In the midst of human-induced global climate change, powerful industrialized nations and rapidly industrializing nations are still heavily dependent on fossil fuels. Even if we arrive at a Hubbert’s peak for oil extraction in the 21st century, the availability of technologically recoverable coal and natural gas will mean that fossil fuels continue to be burned for many years to come, and our civilization will have to deal with the consequences far into the future. Climate change will not discriminate between rich and poor nations, and yet the UN-driven process of negotiating a global climate governance regime has hit serious roadblocks.
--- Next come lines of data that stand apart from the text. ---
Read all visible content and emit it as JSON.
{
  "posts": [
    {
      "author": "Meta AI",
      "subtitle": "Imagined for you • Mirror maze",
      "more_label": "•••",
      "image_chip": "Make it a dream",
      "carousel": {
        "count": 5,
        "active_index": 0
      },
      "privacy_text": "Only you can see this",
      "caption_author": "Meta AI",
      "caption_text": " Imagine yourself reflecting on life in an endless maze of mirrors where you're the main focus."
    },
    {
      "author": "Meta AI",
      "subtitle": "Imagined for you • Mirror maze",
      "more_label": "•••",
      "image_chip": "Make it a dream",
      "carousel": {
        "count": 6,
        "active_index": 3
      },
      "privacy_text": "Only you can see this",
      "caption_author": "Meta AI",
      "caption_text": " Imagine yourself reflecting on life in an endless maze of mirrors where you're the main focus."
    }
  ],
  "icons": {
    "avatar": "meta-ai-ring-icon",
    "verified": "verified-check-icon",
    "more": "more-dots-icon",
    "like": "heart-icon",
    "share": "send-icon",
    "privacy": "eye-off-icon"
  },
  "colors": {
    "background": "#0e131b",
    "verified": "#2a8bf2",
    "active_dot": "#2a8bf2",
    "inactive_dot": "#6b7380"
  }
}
This book takes a trans-disciplinary perspective to identify the causes of failure in developing an international climate policy regime and lays out a roadmap for developing a post-Kyoto (post-2012) climate governance regime in the light of lessons learned from the Kyoto phase. Three critical policy analytical lenses are used to evaluate the inherent complexity of designing post-Kyoto climate policy: the politics of scale; the politics of ideology; and the politics of knowledge. The politics of scale lens focuses on the theme of temporal and spatial discounting observed in human societies and how it impacts the allocation of environmental commons and natural resources across space and time. The politics of ideology lens focuses on the themes of risk and uncertainty perception in complex, pluralistic human societies. The politics of knowledge lens focuses on the themes of knowledge and power dynamics in terms of governance and policy designs, such as marketization of climate governance observed in the Kyoto institutional regime.